▸ **Problem statement**
Look through the entries for the string "area" and copy every line where it shows up.

▸ **Excerpts from an interface dataset**
_ _ _ _

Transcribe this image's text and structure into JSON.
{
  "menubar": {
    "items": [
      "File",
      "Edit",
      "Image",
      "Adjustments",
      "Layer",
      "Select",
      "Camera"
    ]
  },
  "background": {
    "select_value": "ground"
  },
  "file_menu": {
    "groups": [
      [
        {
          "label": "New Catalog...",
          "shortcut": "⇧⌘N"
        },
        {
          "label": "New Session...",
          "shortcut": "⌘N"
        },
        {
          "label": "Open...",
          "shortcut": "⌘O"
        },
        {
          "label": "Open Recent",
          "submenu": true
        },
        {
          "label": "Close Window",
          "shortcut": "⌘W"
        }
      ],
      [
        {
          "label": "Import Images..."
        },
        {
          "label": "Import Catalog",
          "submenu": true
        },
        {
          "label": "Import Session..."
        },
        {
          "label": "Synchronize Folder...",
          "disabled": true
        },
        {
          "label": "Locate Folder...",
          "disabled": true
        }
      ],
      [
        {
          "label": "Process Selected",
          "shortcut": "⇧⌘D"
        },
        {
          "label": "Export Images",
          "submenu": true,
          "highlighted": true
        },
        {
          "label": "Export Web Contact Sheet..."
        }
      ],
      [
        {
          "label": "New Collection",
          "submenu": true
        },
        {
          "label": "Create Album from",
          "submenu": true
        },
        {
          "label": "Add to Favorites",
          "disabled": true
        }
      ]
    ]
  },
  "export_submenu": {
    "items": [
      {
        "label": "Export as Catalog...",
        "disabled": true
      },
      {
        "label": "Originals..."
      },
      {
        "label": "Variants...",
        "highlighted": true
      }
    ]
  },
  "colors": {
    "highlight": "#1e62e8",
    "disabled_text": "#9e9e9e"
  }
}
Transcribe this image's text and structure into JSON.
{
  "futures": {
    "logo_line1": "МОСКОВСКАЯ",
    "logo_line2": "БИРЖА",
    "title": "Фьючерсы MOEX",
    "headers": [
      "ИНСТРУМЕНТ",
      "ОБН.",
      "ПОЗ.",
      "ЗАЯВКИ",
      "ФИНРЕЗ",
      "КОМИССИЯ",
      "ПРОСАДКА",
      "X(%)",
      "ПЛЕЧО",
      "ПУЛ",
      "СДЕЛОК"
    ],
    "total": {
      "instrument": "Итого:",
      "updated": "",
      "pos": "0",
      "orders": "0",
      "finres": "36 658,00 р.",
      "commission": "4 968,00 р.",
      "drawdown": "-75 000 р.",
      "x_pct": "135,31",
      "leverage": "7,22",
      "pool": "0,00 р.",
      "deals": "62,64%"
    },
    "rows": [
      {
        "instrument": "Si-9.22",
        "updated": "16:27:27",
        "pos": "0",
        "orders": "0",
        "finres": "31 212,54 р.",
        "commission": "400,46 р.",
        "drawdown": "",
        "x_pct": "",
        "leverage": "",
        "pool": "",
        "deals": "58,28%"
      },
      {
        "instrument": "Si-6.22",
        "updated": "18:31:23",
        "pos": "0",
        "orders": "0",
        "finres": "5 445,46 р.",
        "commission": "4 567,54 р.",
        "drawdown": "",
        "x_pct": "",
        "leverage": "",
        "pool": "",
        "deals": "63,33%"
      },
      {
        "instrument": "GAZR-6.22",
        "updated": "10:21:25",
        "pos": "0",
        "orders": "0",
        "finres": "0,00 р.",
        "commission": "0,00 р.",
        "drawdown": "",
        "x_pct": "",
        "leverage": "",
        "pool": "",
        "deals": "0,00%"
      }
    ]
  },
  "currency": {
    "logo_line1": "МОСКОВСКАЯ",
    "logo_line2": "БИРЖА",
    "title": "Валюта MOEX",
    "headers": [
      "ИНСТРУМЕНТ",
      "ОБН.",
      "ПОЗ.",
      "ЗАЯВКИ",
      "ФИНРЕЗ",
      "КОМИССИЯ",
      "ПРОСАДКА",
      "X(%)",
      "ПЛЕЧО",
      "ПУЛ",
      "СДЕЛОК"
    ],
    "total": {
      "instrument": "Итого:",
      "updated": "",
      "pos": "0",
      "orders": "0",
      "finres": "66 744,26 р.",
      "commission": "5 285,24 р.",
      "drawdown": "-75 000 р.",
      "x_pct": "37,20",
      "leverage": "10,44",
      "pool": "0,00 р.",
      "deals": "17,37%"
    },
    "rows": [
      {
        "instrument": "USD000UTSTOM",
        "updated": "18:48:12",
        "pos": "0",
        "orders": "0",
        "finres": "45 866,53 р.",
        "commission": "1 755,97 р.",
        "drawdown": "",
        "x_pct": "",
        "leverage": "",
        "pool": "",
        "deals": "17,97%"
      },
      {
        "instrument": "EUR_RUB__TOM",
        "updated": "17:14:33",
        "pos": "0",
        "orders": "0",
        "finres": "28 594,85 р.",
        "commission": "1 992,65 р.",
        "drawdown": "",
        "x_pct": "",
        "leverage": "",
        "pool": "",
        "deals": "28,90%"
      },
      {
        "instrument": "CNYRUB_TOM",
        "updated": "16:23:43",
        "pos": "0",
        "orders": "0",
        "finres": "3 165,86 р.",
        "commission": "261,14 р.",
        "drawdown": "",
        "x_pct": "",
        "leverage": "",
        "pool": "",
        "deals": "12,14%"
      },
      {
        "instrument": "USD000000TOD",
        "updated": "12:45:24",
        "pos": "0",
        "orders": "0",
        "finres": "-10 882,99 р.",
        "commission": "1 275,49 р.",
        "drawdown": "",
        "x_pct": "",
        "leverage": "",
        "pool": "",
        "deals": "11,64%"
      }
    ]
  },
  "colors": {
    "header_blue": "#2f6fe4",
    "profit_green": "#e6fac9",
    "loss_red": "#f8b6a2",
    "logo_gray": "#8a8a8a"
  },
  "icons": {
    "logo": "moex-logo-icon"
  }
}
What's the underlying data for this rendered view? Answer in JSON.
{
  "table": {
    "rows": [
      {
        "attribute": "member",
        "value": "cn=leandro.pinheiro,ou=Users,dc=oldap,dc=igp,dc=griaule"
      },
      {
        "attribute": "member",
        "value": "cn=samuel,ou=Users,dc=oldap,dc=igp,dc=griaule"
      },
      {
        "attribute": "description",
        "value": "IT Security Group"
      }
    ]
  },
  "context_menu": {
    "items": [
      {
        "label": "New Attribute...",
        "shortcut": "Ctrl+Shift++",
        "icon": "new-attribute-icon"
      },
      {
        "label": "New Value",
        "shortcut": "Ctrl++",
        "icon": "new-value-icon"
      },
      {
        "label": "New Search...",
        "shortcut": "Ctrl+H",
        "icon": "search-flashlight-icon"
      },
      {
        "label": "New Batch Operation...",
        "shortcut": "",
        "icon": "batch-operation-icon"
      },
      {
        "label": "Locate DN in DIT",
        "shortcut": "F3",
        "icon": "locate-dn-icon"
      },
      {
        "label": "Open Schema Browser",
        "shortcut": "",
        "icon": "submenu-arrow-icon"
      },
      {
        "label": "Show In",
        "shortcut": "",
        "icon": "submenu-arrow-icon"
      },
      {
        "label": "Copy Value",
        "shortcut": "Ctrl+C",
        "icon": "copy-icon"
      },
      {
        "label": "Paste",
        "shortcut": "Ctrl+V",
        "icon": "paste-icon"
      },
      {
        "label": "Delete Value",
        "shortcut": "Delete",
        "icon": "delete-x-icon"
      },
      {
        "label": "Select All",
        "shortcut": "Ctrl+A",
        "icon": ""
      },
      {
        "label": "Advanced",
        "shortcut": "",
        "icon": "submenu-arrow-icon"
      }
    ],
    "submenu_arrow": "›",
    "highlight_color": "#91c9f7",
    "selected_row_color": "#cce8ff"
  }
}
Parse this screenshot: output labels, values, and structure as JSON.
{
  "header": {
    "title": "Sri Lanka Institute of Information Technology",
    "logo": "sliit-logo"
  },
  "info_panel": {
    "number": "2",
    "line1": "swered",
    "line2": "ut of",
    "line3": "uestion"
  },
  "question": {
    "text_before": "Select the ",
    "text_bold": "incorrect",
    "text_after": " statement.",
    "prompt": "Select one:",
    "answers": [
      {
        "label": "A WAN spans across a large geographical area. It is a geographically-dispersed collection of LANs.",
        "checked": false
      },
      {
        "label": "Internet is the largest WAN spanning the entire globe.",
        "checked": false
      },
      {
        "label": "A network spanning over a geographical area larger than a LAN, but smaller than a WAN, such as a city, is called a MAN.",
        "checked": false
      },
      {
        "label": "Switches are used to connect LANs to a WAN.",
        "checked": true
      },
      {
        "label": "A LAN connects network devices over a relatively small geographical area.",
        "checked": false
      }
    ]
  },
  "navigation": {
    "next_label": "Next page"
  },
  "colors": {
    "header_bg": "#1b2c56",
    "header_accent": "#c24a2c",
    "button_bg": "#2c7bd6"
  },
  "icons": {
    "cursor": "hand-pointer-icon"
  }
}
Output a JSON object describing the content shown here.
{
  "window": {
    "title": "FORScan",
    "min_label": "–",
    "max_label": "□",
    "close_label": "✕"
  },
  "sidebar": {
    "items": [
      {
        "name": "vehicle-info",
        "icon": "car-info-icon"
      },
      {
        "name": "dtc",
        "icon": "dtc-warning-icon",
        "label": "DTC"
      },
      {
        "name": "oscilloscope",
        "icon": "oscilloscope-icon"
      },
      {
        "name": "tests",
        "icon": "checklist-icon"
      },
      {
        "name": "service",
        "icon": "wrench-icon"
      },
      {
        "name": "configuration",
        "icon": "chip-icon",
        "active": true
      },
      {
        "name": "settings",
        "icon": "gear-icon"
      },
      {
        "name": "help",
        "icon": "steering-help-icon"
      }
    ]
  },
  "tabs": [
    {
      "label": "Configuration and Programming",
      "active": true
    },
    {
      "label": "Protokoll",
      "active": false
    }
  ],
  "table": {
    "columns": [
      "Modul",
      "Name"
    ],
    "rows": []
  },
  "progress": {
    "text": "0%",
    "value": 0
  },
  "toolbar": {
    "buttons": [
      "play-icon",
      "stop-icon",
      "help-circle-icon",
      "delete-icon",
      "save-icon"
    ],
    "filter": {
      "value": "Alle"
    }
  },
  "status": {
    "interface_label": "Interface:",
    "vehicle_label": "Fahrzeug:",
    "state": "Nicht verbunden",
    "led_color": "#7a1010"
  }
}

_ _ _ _

▸ **Worked solution**
        "label": "A WAN spans across a large geographical area. It is a geographically-dispersed collection of LANs.",
        "label": "A network spanning over a geographical area larger than a LAN, but smaller than a WAN, such as a city, is called a MAN.",
        "label": "A LAN connects network devices over a relatively small geographical area.",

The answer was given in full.